What lines of the data below include the word "Analyst"? Report them by copying each.

[INFORMATION PROVIDED]

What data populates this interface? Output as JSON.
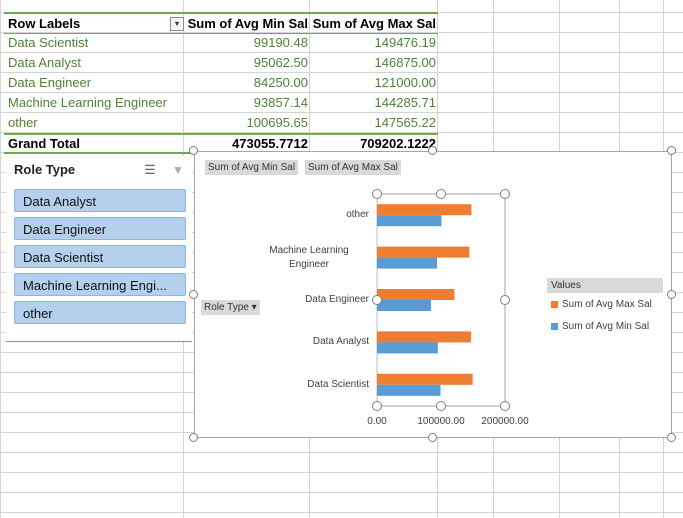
{
  "pivot": {
    "headers": [
      "Row Labels",
      "Sum of Avg Min Sal",
      "Sum of Avg Max Sal"
    ],
    "rows": [
      {
        "label": "Data Scientist",
        "min": "99190.48",
        "max": "149476.19"
      },
      {
        "label": "Data Analyst",
        "min": "95062.50",
        "max": "146875.00"
      },
      {
        "label": "Data Engineer",
        "min": "84250.00",
        "max": "121000.00"
      },
      {
        "label": "Machine Learning Engineer",
        "min": "93857.14",
        "max": "144285.71"
      },
      {
        "label": "other",
        "min": "100695.65",
        "max": "147565.22"
      }
    ],
    "total": {
      "label": "Grand Total",
      "min": "473055.7712",
      "max": "709202.1222"
    }
  },
  "slicer": {
    "title": "Role Type",
    "multi_select_icon": "multi-select-icon",
    "clear_filter_icon": "clear-filter-icon",
    "items": [
      "Data Analyst",
      "Data Engineer",
      "Data Scientist",
      "Machine Learning Engi...",
      "other"
    ]
  },
  "chart_field_buttons": {
    "value1": "Sum of Avg Min Sal",
    "value2": "Sum of Avg Max Sal",
    "axis": "Role Type ▾"
  },
  "chart_data": {
    "type": "bar",
    "orientation": "horizontal",
    "categories": [
      "other",
      "Machine Learning Engineer",
      "Data Engineer",
      "Data Analyst",
      "Data Scientist"
    ],
    "category_labels": [
      [
        "other"
      ],
      [
        "Machine Learning",
        "Engineer"
      ],
      [
        "Data Engineer"
      ],
      [
        "Data Analyst"
      ],
      [
        "Data Scientist"
      ]
    ],
    "series": [
      {
        "name": "Sum of Avg Max Sal",
        "color": "#ed7d31",
        "values": [
          147565.22,
          144285.71,
          121000.0,
          146875.0,
          149476.19
        ]
      },
      {
        "name": "Sum of Avg Min Sal",
        "color": "#5b9bd5",
        "values": [
          100695.65,
          93857.14,
          84250.0,
          95062.5,
          99190.48
        ]
      }
    ],
    "xlim": [
      0,
      200000
    ],
    "tick_labels": [
      "0.00",
      "100000.00",
      "200000.00"
    ],
    "legend_title": "Values",
    "legend_placement": "right"
  }
}
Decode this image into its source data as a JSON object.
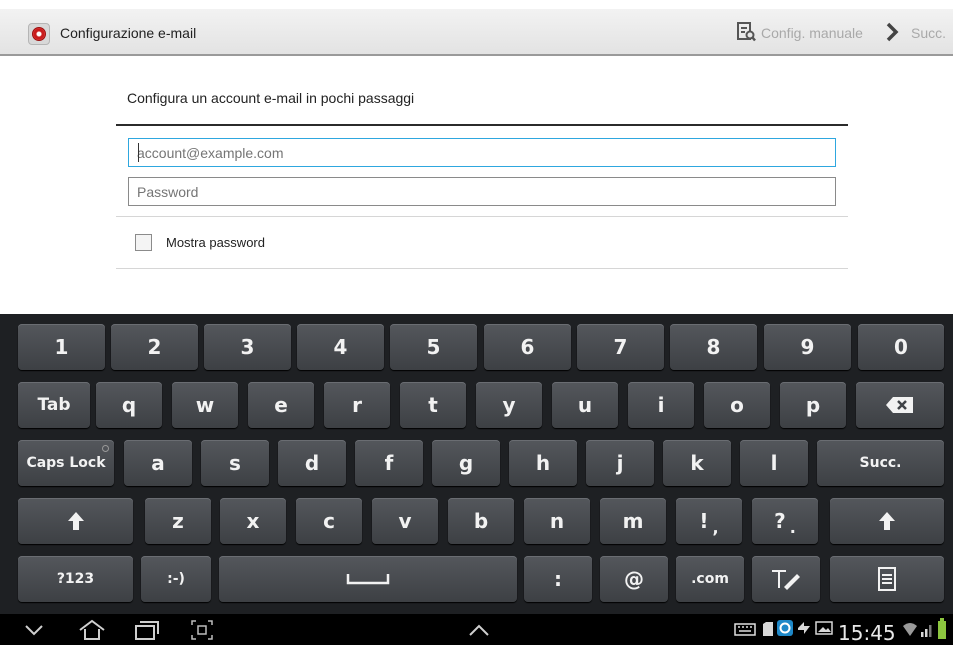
{
  "action_bar": {
    "title": "Configurazione e-mail",
    "manual_config_label": "Config. manuale",
    "next_label": "Succ."
  },
  "form": {
    "heading": "Configura un account e-mail in pochi passaggi",
    "email_placeholder": "account@example.com",
    "email_value": "",
    "password_placeholder": "Password",
    "password_value": "",
    "show_password_label": "Mostra password",
    "show_password_checked": false
  },
  "keyboard": {
    "numbers": [
      "1",
      "2",
      "3",
      "4",
      "5",
      "6",
      "7",
      "8",
      "9",
      "0"
    ],
    "tab": "Tab",
    "row_q": [
      "q",
      "w",
      "e",
      "r",
      "t",
      "y",
      "u",
      "i",
      "o",
      "p"
    ],
    "caps_lock": "Caps Lock",
    "row_a": [
      "a",
      "s",
      "d",
      "f",
      "g",
      "h",
      "j",
      "k",
      "l"
    ],
    "enter": "Succ.",
    "row_z": [
      "z",
      "x",
      "c",
      "v",
      "b",
      "n",
      "m"
    ],
    "excl": "!",
    "comma": ",",
    "quest": "?",
    "period": ".",
    "sym": "?123",
    "smiley": ":-)",
    "colon": ":",
    "at": "@",
    "dotcom": ".com"
  },
  "status_bar": {
    "time": "15:45"
  },
  "colors": {
    "accent_focus": "#2ea7df",
    "keyboard_bg": "#1e2023",
    "key_bg": "#484b50"
  }
}
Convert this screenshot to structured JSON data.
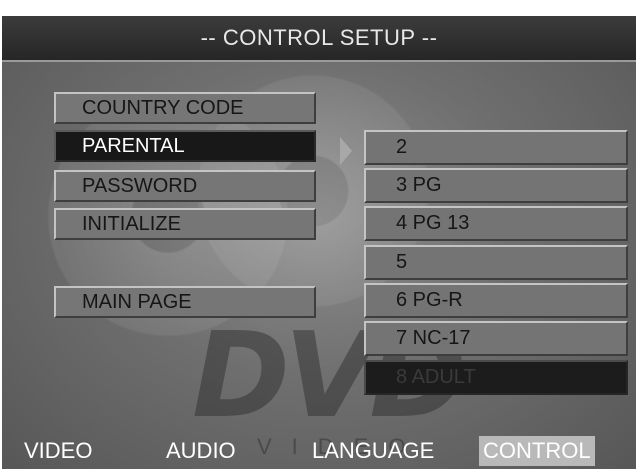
{
  "title": "-- CONTROL SETUP --",
  "menu": [
    {
      "label": "COUNTRY CODE",
      "selected": false
    },
    {
      "label": "PARENTAL",
      "selected": true
    },
    {
      "label": "PASSWORD",
      "selected": false
    },
    {
      "label": "INITIALIZE",
      "selected": false
    },
    {
      "label": "MAIN PAGE",
      "selected": false
    }
  ],
  "options": [
    {
      "label": "2",
      "selected": false
    },
    {
      "label": "3 PG",
      "selected": false
    },
    {
      "label": "4 PG 13",
      "selected": false
    },
    {
      "label": "5",
      "selected": false
    },
    {
      "label": "6 PG-R",
      "selected": false
    },
    {
      "label": "7 NC-17",
      "selected": false
    },
    {
      "label": "8 ADULT",
      "selected": true
    }
  ],
  "tabs": [
    {
      "label": "VIDEO",
      "active": false
    },
    {
      "label": "AUDIO",
      "active": false
    },
    {
      "label": "LANGUAGE",
      "active": false
    },
    {
      "label": "CONTROL",
      "active": true
    }
  ],
  "watermark": {
    "logo": "DVD",
    "sub": "VIDEO"
  },
  "icons": {
    "pointer": "right-triangle-icon"
  },
  "colors": {
    "panel": "#6f6f6f",
    "title_bar": "#2e2e2e",
    "selected": "#181818",
    "active_tab": "#b9b9b9"
  }
}
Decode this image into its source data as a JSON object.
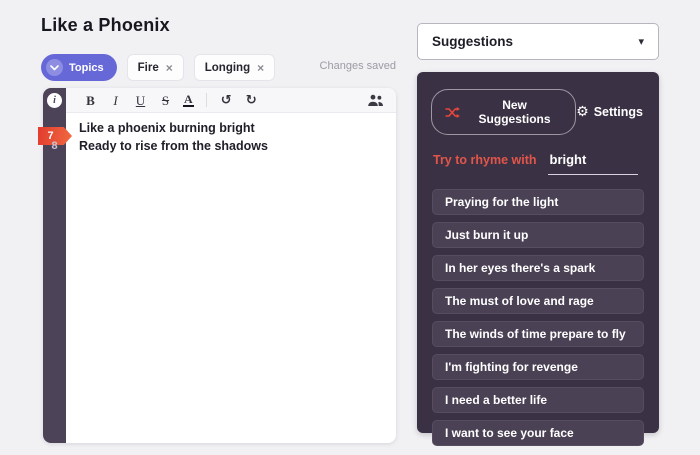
{
  "song": {
    "title": "Like a Phoenix",
    "status": "Changes saved"
  },
  "topics": {
    "button_label": "Topics",
    "remove_icon": "×",
    "tags": [
      {
        "label": "Fire"
      },
      {
        "label": "Longing"
      }
    ]
  },
  "editor": {
    "info_icon": "i",
    "toolbar": {
      "bold": "B",
      "italic": "I",
      "underline": "U",
      "strikethrough": "S",
      "text_color": "A",
      "undo": "↺",
      "redo": "↻"
    },
    "lines": [
      {
        "number": "7",
        "text": "Like a phoenix burning bright",
        "highlighted": true
      },
      {
        "number": "8",
        "text": "Ready to rise from the shadows",
        "highlighted": false
      }
    ]
  },
  "panel": {
    "dropdown_label": "Suggestions",
    "caret_icon": "▾",
    "new_suggestions_label": "New Suggestions",
    "settings_label": "Settings",
    "settings_icon": "⚙",
    "rhyme_label": "Try to rhyme with",
    "rhyme_word": "bright",
    "items": [
      "Praying for the light",
      "Just burn it up",
      "In her eyes there's a spark",
      "The must of love and rage",
      "The winds of time prepare to fly",
      "I'm fighting for revenge",
      "I need a better life",
      "I want to see your face"
    ]
  },
  "colors": {
    "page_bg": "#f1f1f4",
    "panel_bg": "#3a3145",
    "row_bg": "#4a4154",
    "gutter_bg": "#4c4358",
    "topics_pill": "#6768d8",
    "accent_red": "#e8473a",
    "marker_gradient_start": "#e23b2e",
    "marker_gradient_end": "#f06a41",
    "rhyme_label_color": "#e25549"
  }
}
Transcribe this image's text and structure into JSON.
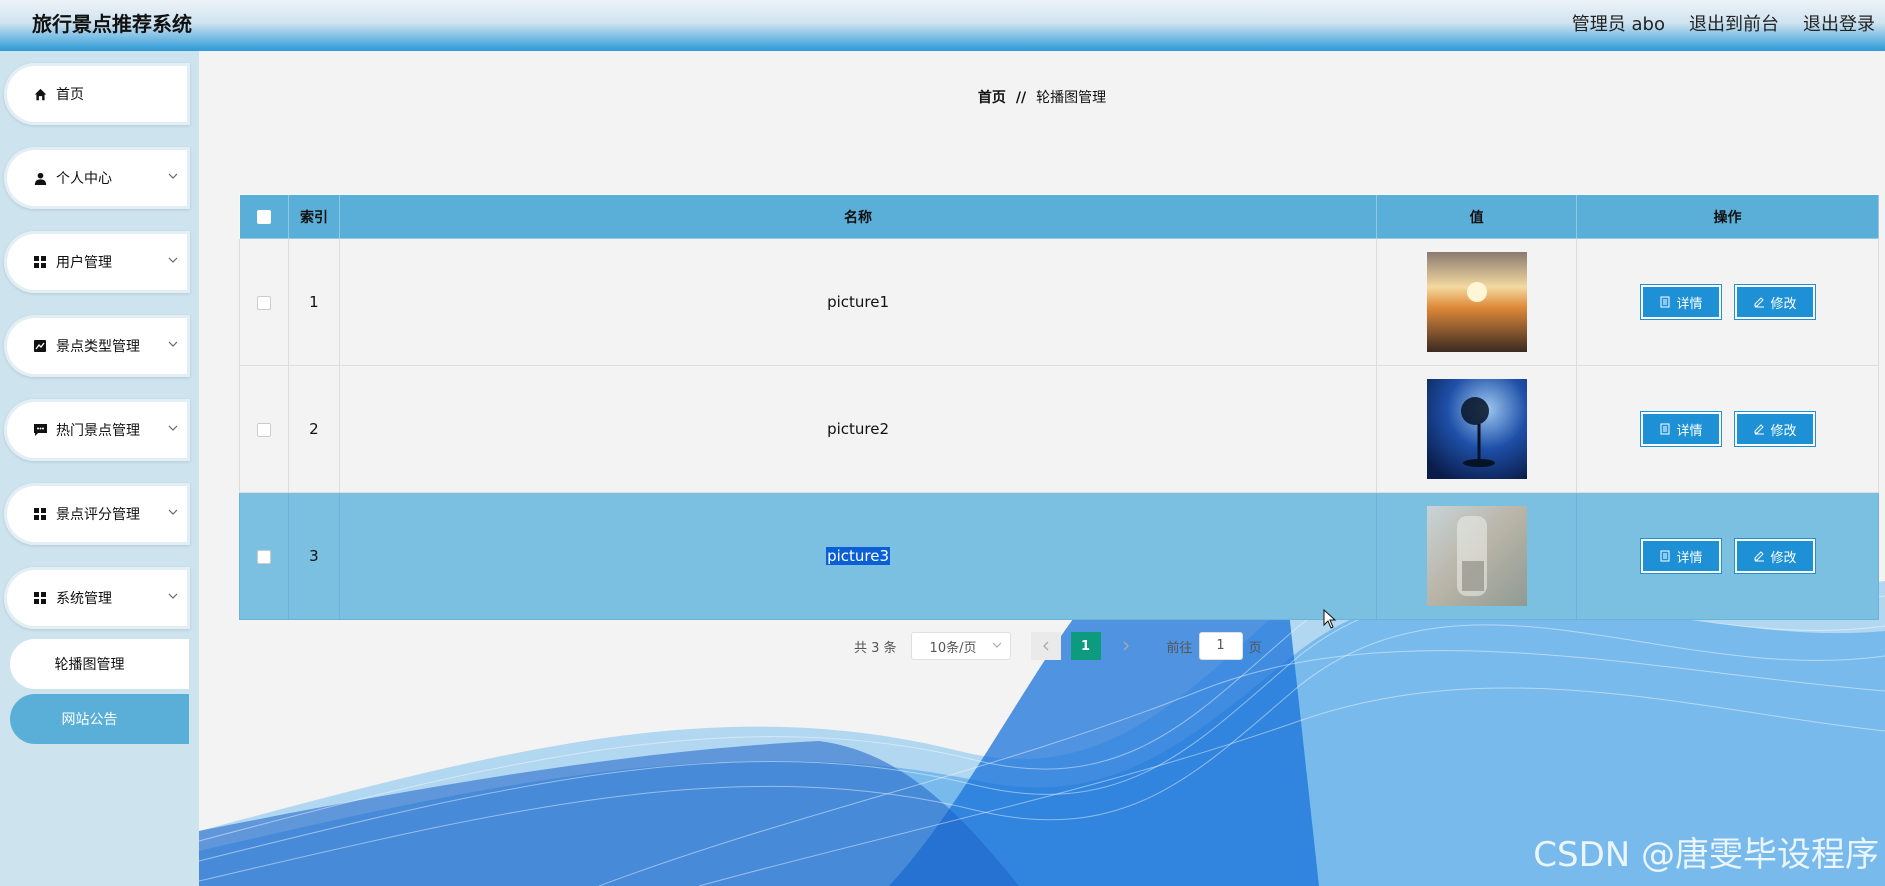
{
  "header": {
    "title": "旅行景点推荐系统",
    "admin": "管理员 abo",
    "to_front": "退出到前台",
    "logout": "退出登录"
  },
  "sidebar": {
    "items": [
      {
        "label": "首页",
        "icon": "home-icon"
      },
      {
        "label": "个人中心",
        "icon": "user-icon"
      },
      {
        "label": "用户管理",
        "icon": "grid-icon"
      },
      {
        "label": "景点类型管理",
        "icon": "chart-icon"
      },
      {
        "label": "热门景点管理",
        "icon": "chat-icon"
      },
      {
        "label": "景点评分管理",
        "icon": "grid-icon"
      },
      {
        "label": "系统管理",
        "icon": "grid-icon"
      }
    ],
    "sub_items": [
      {
        "label": "轮播图管理"
      },
      {
        "label": "网站公告",
        "active": true
      }
    ]
  },
  "breadcrumb": {
    "home": "首页",
    "sep": "//",
    "current": "轮播图管理"
  },
  "table": {
    "headers": {
      "index": "索引",
      "name": "名称",
      "value": "值",
      "actions": "操作"
    },
    "rows": [
      {
        "index": "1",
        "name": "picture1",
        "thumb": "sunset-field"
      },
      {
        "index": "2",
        "name": "picture2",
        "thumb": "blue-tree"
      },
      {
        "index": "3",
        "name": "picture3",
        "thumb": "glass-figure",
        "selected": true
      }
    ],
    "detail_label": "详情",
    "edit_label": "修改"
  },
  "pagination": {
    "total": "共 3 条",
    "page_size": "10条/页",
    "current": "1",
    "goto_prefix": "前往",
    "goto_value": "1",
    "goto_suffix": "页"
  },
  "watermark": "CSDN @唐雯毕设程序",
  "colors": {
    "accent": "#5aafd9",
    "button": "#1e91d6",
    "pager_active": "#0c9b7e",
    "selected_row": "#7bbfe1"
  }
}
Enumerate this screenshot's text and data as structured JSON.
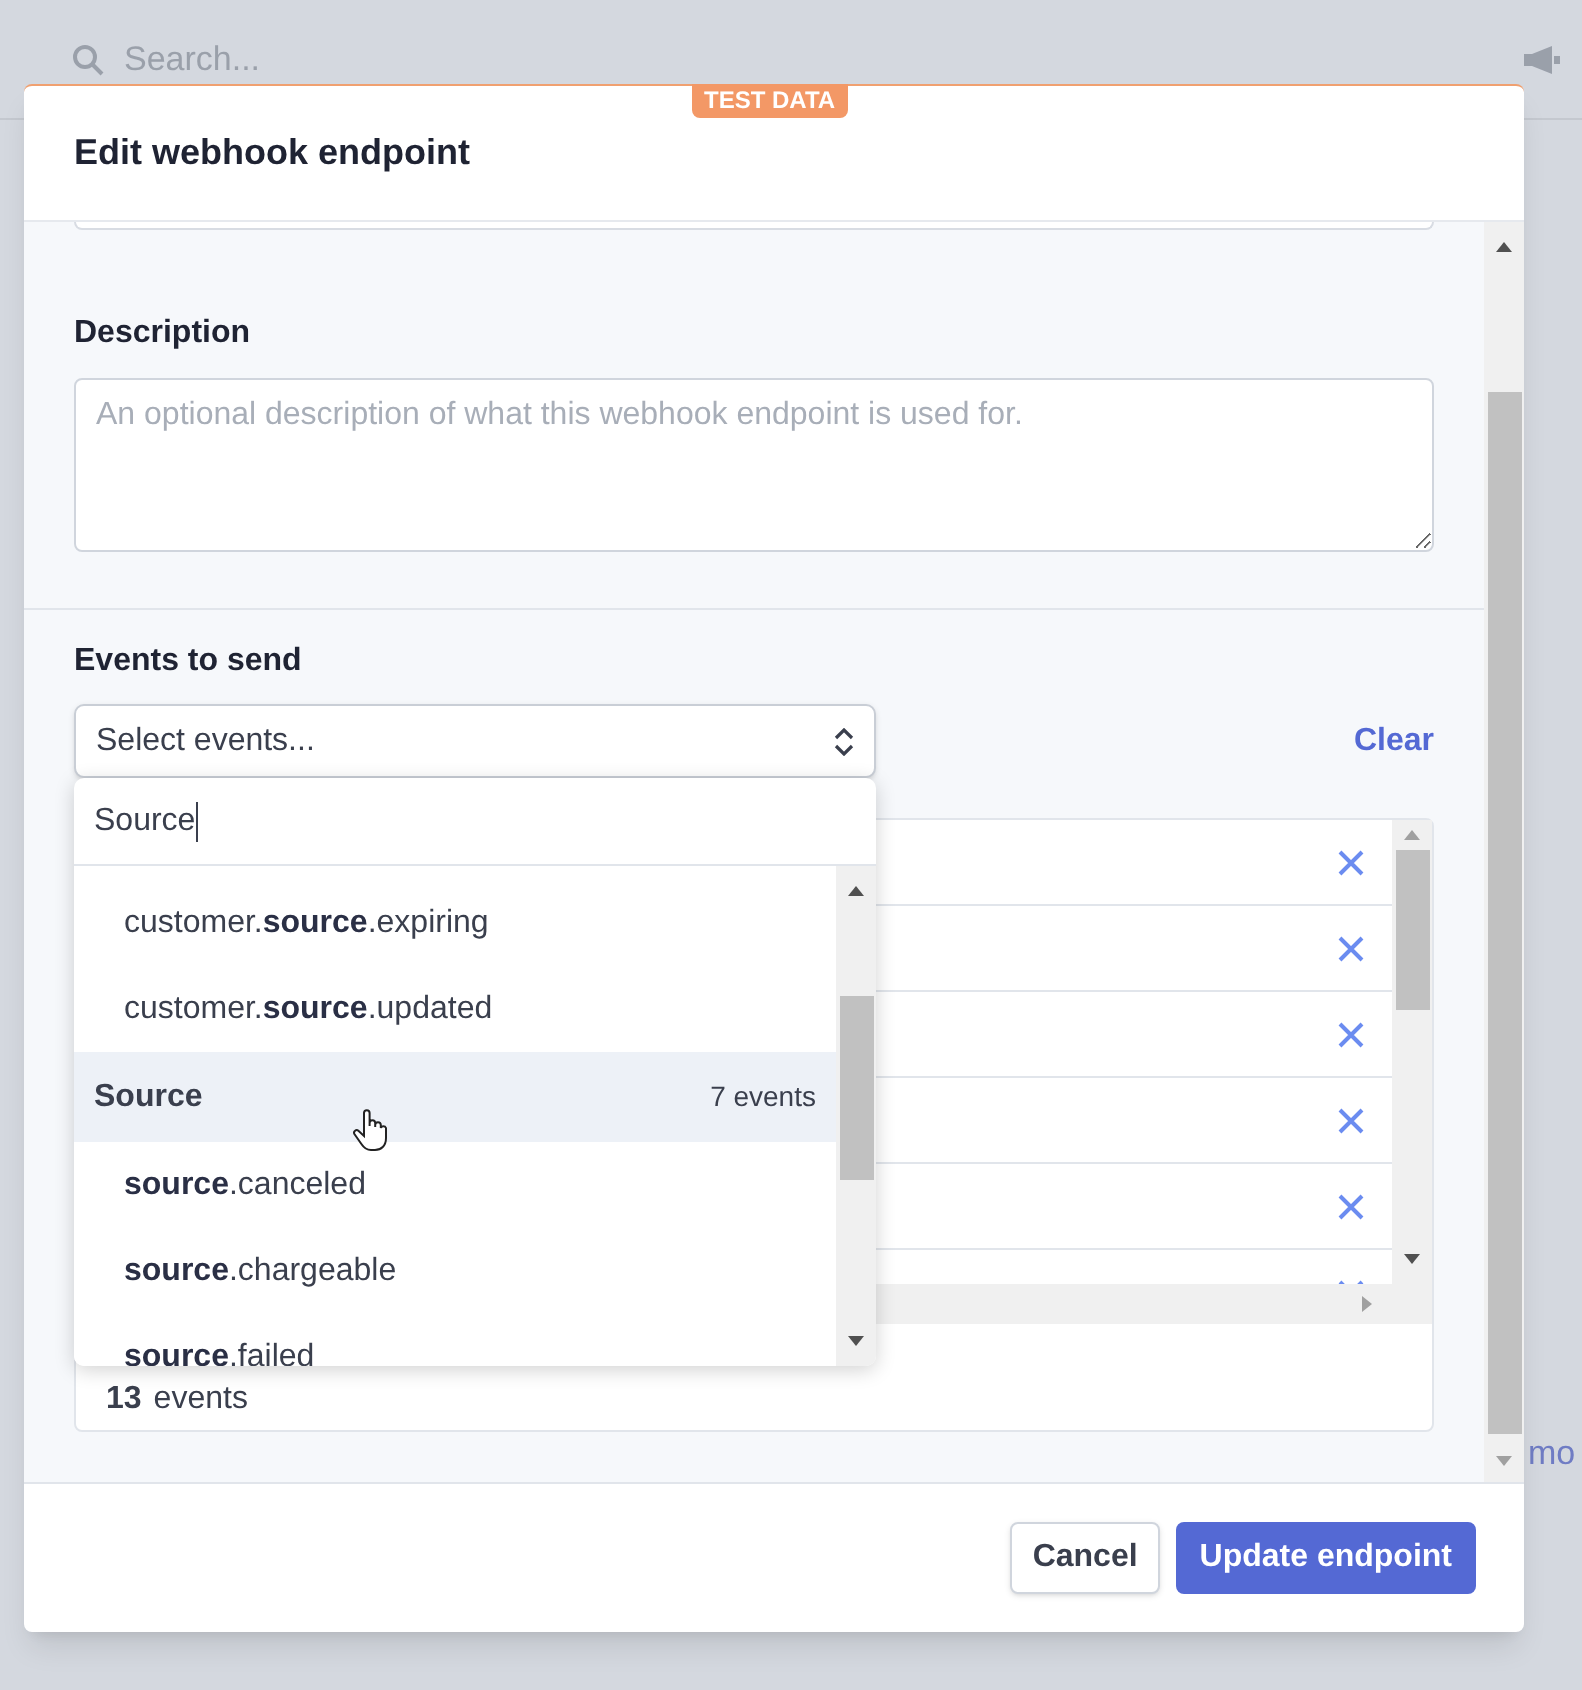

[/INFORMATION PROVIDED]

▶ EXERCISE RESULT
        "label": "Data Analyst",
      "Data Analyst",
      "Data Analyst",
        "Data Analyst"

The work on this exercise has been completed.